But then it did, and RIM got it wrong. Two years is a lifetime at a technology rate, and by the time they realized what a serious threat it was, they were at that point followers.
Reed: What do you think is the public’s greatest misconception about the BlackBerry story?
McNish: A lot of people think that Mike and Jim and the folks at the senior offices in BlackBerry were arrogant and didn’t understand iPhone and just focused only on BlackBerry. There is an element of truth to all of that. Yes, they missed the turn, but they were missing the turn at a time when they were going from zero to $20 billion. They were growing at a rate of 25% every quarter. You talk to any business person, that’s an impossibility.

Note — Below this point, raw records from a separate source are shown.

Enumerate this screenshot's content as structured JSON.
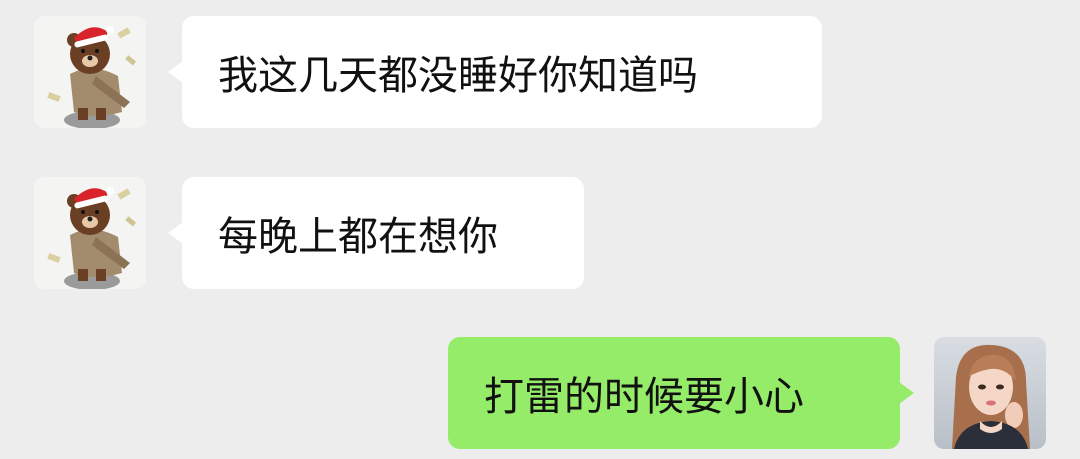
{
  "messages": [
    {
      "sender": "contact",
      "avatar": "brown-bear-santa-hat-avatar",
      "text": "我这几天都没睡好你知道吗"
    },
    {
      "sender": "contact",
      "avatar": "brown-bear-santa-hat-avatar",
      "text": "每晚上都在想你"
    },
    {
      "sender": "self",
      "avatar": "girl-portrait-avatar",
      "text": "打雷的时候要小心"
    }
  ],
  "colors": {
    "background": "#ededed",
    "incoming_bubble": "#ffffff",
    "outgoing_bubble": "#95ec69"
  }
}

They were expanding in Indonesia and India, in other parts of the world. They were huge. They couldn’t keep up with the demand, and they were coproducing new factories everywhere to keep up with it. So imagine going to your board of directors or your shareholders because you’re a publicly traded company and saying, “You know this BlackBerry thing? It’s probably going to be history in a couple of years. We’re going to stop making it, and we’re going to regroup and move into something we know nothing about.” When you have that kind of momentum, it’s really hard.
Reed: It’s hard. You become a victim of your own success in some senses.
McNish: Exactly, exactly…. When you’re a publicly traded company, your options are pretty limited. What I would layer on top of that is they had a series of really unfortunate events. Everything from a horrific and badly managed patent battle in the United States [to] the three-day outage of 2009, which made everyone question their faith in the BlackBerry. We all remember where we were for those three days….
Then there was the Playbook, and then there were other phones. There was just one disaster after another, and this is how businesses fail. At first it’s slow, and then it’s very fast.
Reed: John Chen is now charged with the difficult task of turning this thing around. What are some of the broader takeaways and learnings that you think are critical from having written the book?
McNish: The thing that I take away, and we conclude with, is that the race is faster than ever. It never ends, and the people who are the leaders today will most likely be the followers tomorrow Twitter because it’s very, very difficult to stay ahead. It is so easy today to innovate…. In the old days when you were a GE factory or an auto factory or a parts supplier, there were huge barriers to entry because you were spending hundreds of millions of dollars on plants. You were pretty well assured that there wouldn’t be an excess of competitors.
Today, that’s disappeared. There are groups of kids coming out of Stanford, out of Waterloo University, all these technology companies. All they have to do if they’ve got a Visa card is rent server time, set up an office, get some people with code experience…. Those barriers don’t exist anymore….
These days you’re an algorithm away from some pretty serious competition. Look at what Apple is trying to do with payment system. I wouldn’t want to be a bank right now. It’s a lot of disruption, and the worst mistake you can make is think that we’re better, we can out-muscle them or we can buy them or handle that competition. I don’t think you can.